■ **ACTIVITY**
A word-for-word repeat of the records below is what this calls for.
#### MATERIAL FOR THIS EXERCISE ####
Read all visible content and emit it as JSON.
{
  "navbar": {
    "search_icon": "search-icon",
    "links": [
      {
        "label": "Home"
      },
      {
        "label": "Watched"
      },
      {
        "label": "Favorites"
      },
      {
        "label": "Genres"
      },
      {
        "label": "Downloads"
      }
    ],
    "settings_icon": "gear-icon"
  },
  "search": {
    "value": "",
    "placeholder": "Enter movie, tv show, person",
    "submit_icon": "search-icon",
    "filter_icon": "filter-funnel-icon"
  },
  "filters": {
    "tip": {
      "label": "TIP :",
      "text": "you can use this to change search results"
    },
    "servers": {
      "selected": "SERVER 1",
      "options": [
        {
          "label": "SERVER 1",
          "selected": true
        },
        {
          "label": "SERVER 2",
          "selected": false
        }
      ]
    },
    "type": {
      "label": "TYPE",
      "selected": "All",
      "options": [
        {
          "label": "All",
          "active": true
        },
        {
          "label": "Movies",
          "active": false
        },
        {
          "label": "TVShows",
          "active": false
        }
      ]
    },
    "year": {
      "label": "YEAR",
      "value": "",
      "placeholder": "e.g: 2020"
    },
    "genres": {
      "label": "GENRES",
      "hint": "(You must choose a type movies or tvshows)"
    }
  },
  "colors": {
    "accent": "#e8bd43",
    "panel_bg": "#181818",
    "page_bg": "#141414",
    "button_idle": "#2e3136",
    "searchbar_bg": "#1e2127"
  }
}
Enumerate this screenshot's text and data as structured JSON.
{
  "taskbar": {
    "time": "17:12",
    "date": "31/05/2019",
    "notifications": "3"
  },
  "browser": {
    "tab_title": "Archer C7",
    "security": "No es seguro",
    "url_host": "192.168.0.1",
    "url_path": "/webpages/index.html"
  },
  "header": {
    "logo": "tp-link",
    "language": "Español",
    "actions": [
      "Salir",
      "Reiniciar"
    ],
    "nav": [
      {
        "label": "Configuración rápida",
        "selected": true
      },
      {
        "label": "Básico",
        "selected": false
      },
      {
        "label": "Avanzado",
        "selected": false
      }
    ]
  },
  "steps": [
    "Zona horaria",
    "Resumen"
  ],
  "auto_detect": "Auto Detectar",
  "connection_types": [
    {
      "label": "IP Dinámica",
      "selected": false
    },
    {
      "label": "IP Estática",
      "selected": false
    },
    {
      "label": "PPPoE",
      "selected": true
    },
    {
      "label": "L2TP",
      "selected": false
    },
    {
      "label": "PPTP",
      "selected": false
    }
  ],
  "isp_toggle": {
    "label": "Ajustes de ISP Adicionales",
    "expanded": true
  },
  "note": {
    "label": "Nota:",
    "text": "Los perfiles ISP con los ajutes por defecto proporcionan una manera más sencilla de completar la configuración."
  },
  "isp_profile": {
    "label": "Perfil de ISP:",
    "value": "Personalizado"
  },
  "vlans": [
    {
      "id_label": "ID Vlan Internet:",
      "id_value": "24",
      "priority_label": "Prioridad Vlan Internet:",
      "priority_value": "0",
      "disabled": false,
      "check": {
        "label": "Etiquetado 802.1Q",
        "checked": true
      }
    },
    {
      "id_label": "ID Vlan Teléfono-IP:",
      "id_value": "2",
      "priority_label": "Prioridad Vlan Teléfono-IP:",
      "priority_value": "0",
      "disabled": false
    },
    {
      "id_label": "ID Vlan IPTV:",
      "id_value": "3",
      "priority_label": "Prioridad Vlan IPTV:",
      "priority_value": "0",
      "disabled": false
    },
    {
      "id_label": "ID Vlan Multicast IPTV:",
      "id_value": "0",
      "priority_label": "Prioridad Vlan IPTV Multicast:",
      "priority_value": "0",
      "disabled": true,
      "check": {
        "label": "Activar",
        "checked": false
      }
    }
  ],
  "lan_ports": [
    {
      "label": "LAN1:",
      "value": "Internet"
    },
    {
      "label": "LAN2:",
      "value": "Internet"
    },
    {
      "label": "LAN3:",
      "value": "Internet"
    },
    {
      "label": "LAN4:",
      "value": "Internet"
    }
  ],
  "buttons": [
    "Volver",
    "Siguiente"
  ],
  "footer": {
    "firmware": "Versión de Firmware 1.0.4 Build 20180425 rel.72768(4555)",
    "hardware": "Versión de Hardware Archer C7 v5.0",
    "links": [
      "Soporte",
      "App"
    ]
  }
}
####
■ **OUTPUT FOR THIS EXERCISE**
Read all visible content and emit it as JSON.
{
  "navbar": {
    "search_icon": "search-icon",
    "links": [
      {
        "label": "Home"
      },
      {
        "label": "Watched"
      },
      {
        "label": "Favorites"
      },
      {
        "label": "Genres"
      },
      {
        "label": "Downloads"
      }
    ],
    "settings_icon": "gear-icon"
  },
  "search": {
    "value": "",
    "placeholder": "Enter movie, tv show, person",
    "submit_icon": "search-icon",
    "filter_icon": "filter-funnel-icon"
  },
  "filters": {
    "tip": {
      "label": "TIP :",
      "text": "you can use this to change search results"
    },
    "servers": {
      "selected": "SERVER 1",
      "options": [
        {
          "label": "SERVER 1",
          "selected": true
        },
        {
          "label": "SERVER 2",
          "selected": false
        }
      ]
    },
    "type": {
      "label": "TYPE",
      "selected": "All",
      "options": [
        {
          "label": "All",
          "active": true
        },
        {
          "label": "Movies",
          "active": false
        },
        {
          "label": "TVShows",
          "active": false
        }
      ]
    },
    "year": {
      "label": "YEAR",
      "value": "",
      "placeholder": "e.g: 2020"
    },
    "genres": {
      "label": "GENRES",
      "hint": "(You must choose a type movies or tvshows)"
    }
  },
  "colors": {
    "accent": "#e8bd43",
    "panel_bg": "#181818",
    "page_bg": "#141414",
    "button_idle": "#2e3136",
    "searchbar_bg": "#1e2127"
  }
}
Enumerate this screenshot's text and data as structured JSON.
{
  "taskbar": {
    "time": "17:12",
    "date": "31/05/2019",
    "notifications": "3"
  },
  "browser": {
    "tab_title": "Archer C7",
    "security": "No es seguro",
    "url_host": "192.168.0.1",
    "url_path": "/webpages/index.html"
  },
  "header": {
    "logo": "tp-link",
    "language": "Español",
    "actions": [
      "Salir",
      "Reiniciar"
    ],
    "nav": [
      {
        "label": "Configuración rápida",
        "selected": true
      },
      {
        "label": "Básico",
        "selected": false
      },
      {
        "label": "Avanzado",
        "selected": false
      }
    ]
  },
  "steps": [
    "Zona horaria",
    "Resumen"
  ],
  "auto_detect": "Auto Detectar",
  "connection_types": [
    {
      "label": "IP Dinámica",
      "selected": false
    },
    {
      "label": "IP Estática",
      "selected": false
    },
    {
      "label": "PPPoE",
      "selected": true
    },
    {
      "label": "L2TP",
      "selected": false
    },
    {
      "label": "PPTP",
      "selected": false
    }
  ],
  "isp_toggle": {
    "label": "Ajustes de ISP Adicionales",
    "expanded": true
  },
  "note": {
    "label": "Nota:",
    "text": "Los perfiles ISP con los ajutes por defecto proporcionan una manera más sencilla de completar la configuración."
  },
  "isp_profile": {
    "label": "Perfil de ISP:",
    "value": "Personalizado"
  },
  "vlans": [
    {
      "id_label": "ID Vlan Internet:",
      "id_value": "24",
      "priority_label": "Prioridad Vlan Internet:",
      "priority_value": "0",
      "disabled": false,
      "check": {
        "label": "Etiquetado 802.1Q",
        "checked": true
      }
    },
    {
      "id_label": "ID Vlan Teléfono-IP:",
      "id_value": "2",
      "priority_label": "Prioridad Vlan Teléfono-IP:",
      "priority_value": "0",
      "disabled": false
    },
    {
      "id_label": "ID Vlan IPTV:",
      "id_value": "3",
      "priority_label": "Prioridad Vlan IPTV:",
      "priority_value": "0",
      "disabled": false
    },
    {
      "id_label": "ID Vlan Multicast IPTV:",
      "id_value": "0",
      "priority_label": "Prioridad Vlan IPTV Multicast:",
      "priority_value": "0",
      "disabled": true,
      "check": {
        "label": "Activar",
        "checked": false
      }
    }
  ],
  "lan_ports": [
    {
      "label": "LAN1:",
      "value": "Internet"
    },
    {
      "label": "LAN2:",
      "value": "Internet"
    },
    {
      "label": "LAN3:",
      "value": "Internet"
    },
    {
      "label": "LAN4:",
      "value": "Internet"
    }
  ],
  "buttons": [
    "Volver",
    "Siguiente"
  ],
  "footer": {
    "firmware": "Versión de Firmware 1.0.4 Build 20180425 rel.72768(4555)",
    "hardware": "Versión de Hardware Archer C7 v5.0",
    "links": [
      "Soporte",
      "App"
    ]
  }
}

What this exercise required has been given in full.